He showed them a slide illustrating how much more money Democratic senators contributed to their party committee compared to Republicans.

“The Democrats have always been more aggressive at that than we have. What I did is, I showed them what they’ve done and I showed them where the gap was and challenged them to step up,” he told The Hill at the time.

The locker-room huddle appeared to have an impact. 

Burr, DeMint, Isakson, Inhofe, Barrasso, Sessions and Thune made their large donations when they returned to Washington after the August recess.

Burr has also given $45,000 from his leadership PAC. Barrasso, Inhofe and Thune have given another $30,000 from their leadership accounts.

Retiring Sen. Olympia Snowe (Maine) gave two $48,000 contributions from her campaign account in early August, fundraising records show.

Prodding fiscally conservative Republican senators to give lavishly from their personal campaign funds to the party’s cause has been a perennial chore for NRSC chairmen.

In the fall of 2005, then-NRSC Chairwoman Elizabeth Dole (N.C.) held a series of one-on-one meetings with colleagues to urge them to narrow the fundraising gap with Democrats. 

During a meeting at NRSC headquarters the following year, Dole handed out orange-and-black toolboxes to colleagues to deliver a not-so-subtle message: Get to work. The toolboxes contained hammers, slide rules and tape measures.

After the 2004 election cycle, former NRSC Chairman George Allen (Va.) groused about how difficult it was to raise money from colleagues. He thought himself to be operating at a disadvantage because Republican caucus rules did not require members to give to the party committee.

“It was very tough,” he said at the time.

Senate Republican aides note, however, that lawmakers can help the NRSC in other ways. 

Sen. Richard Shelby (R-Ala.), for example, who could resume his chairmanship of the Banking Committee, has not transferred much money to the committee, but he has raised substantial amounts for Senate Republican candidates.

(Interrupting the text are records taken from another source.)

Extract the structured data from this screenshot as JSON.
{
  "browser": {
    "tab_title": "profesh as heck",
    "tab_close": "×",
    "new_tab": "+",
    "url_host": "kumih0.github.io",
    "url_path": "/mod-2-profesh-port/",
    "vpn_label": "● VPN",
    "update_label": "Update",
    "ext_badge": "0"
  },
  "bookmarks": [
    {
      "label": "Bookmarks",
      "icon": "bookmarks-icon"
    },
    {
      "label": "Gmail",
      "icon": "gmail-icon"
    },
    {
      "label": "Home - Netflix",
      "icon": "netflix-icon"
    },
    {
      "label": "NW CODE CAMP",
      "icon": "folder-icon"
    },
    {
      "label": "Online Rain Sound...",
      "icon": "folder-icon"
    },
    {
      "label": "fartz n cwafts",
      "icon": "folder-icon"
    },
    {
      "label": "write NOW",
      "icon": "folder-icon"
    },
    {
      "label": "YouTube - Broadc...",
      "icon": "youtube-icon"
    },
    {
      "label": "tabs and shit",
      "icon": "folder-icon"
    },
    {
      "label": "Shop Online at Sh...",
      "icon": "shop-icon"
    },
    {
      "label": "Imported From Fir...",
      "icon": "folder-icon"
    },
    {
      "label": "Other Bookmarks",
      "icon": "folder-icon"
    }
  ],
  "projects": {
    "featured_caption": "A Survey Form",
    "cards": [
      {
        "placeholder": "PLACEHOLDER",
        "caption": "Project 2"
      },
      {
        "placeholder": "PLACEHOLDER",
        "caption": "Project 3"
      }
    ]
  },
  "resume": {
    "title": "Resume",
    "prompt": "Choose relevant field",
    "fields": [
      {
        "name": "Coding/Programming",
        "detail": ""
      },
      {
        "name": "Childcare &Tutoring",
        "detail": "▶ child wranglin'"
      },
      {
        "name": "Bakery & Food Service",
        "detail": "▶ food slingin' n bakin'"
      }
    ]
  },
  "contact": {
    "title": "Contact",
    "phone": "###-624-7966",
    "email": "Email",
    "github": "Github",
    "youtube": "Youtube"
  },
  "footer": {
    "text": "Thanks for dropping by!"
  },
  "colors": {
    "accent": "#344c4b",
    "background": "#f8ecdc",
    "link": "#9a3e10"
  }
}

McConnell has raised over $3 million for Senate Republican candidates this cycle, according to a senior GOP aide. He has hosted or been the featured speaker at over 80 breakfasts, lunches, receptions and dinners for candidates.

— This story was updated at 1:25 p.m.